 Palestine Chronicle, “Mahmoud Abbas in Egypt ‘to Discuss Palestinian Reconciliation” (3/11/2018) http://www.palestinechronicle.com/mahmoud-abbas-in-egypt-to-discuss-palestinian-reconciliation/
 Tahhan Zena, op.cit.
 Eran, Oded, “Israel’s Stake in the Egyptian Natural Gas Pipeline: Strategic and Economic Benefits”, The Institute for National Security Studies, (15/10/2018) http://www.inss.org.il/publication/israels-stake-in-the-egyptian-natural-gas-pipeline-strategic-and-economic-benefits/
 Coren, Ora, “Israel may need Egyptian gas, too, says expert”, Haaretz, (18/10/2018) https://www.haaretz.com/israel-news/.premium-israel-may-need-egyptian-gas-too-says-expert-1.6571018?fbclid=IwAR3SWduRos7d8-4X4ye1DPRTgFIsehekAdUfKrQgpOm-9vAOZ6e7e02v2OE

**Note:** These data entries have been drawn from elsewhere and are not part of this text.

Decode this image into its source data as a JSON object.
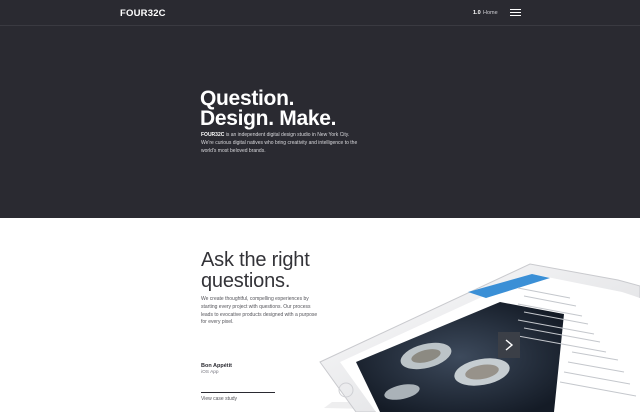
{
  "nav": {
    "logo": "FOUR32C",
    "page_number": "1.0",
    "current_page": "Home"
  },
  "hero": {
    "title_line1": "Question.",
    "title_line2": "Design. Make.",
    "brand": "FOUR32C",
    "description": " is an independent digital design studio in New York City. We're curious digital natives who bring creativity and intelligence to the world's most beloved brands."
  },
  "section": {
    "title_line1": "Ask the right",
    "title_line2": "questions.",
    "description": "We create thoughtful, compelling experiences by starting every project with questions. Our process leads to evocative products designed with a purpose for every pixel.",
    "case_study": {
      "name": "Bon Appétit",
      "type": "iOS App",
      "link_label": "View case study"
    }
  },
  "colors": {
    "dark_background": "#2a2a31",
    "light_background": "#ffffff",
    "heading_dark": "#333338"
  },
  "icons": {
    "menu": "hamburger-menu-icon",
    "next": "chevron-right-icon"
  }
}
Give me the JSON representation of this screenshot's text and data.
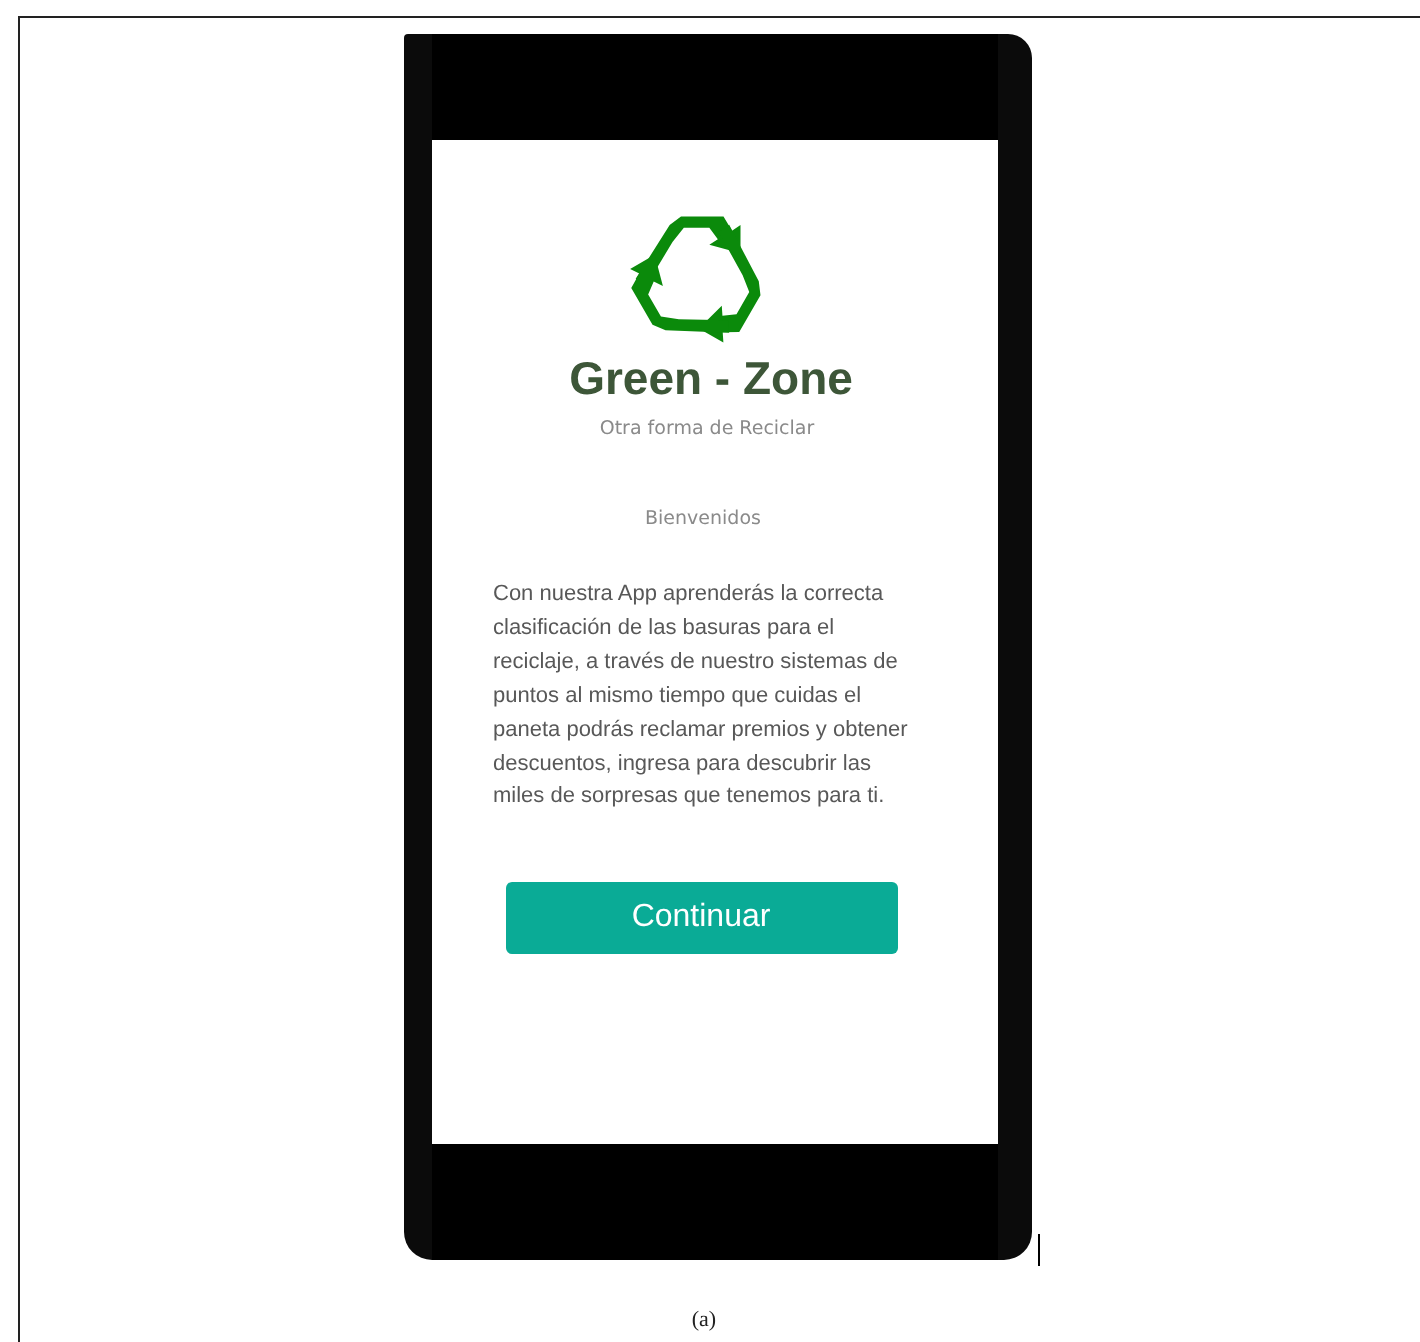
{
  "app": {
    "title": "Green - Zone",
    "subtitle": "Otra forma de Reciclar",
    "welcome": "Bienvenidos",
    "body": "Con nuestra App aprenderás la correcta clasificación de las basuras para el reciclaje, a través de nuestro sistemas de puntos al mismo tiempo que cuidas el paneta podrás reclamar premios y obtener descuentos, ingresa para descubrir las miles de sorpresas que tenemos para ti.",
    "button": "Continuar"
  },
  "caption": "(a)"
}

 Arad, Shimon, “Israel and United States Military Assistance to Egypt”, The Institute for National Security Studies, (29/4/2018) http://www.inss.org.il/publication/israel-united-states-military-assistance-egypt/
 Zilberman, Boris and Shaker, Romany, “Russia and Egypt are Growing Closer”, The American Interest, (6/6/2018) https://www.the-american-interest.com/2018/06/06/russia-and-egypt-are-growing-closer/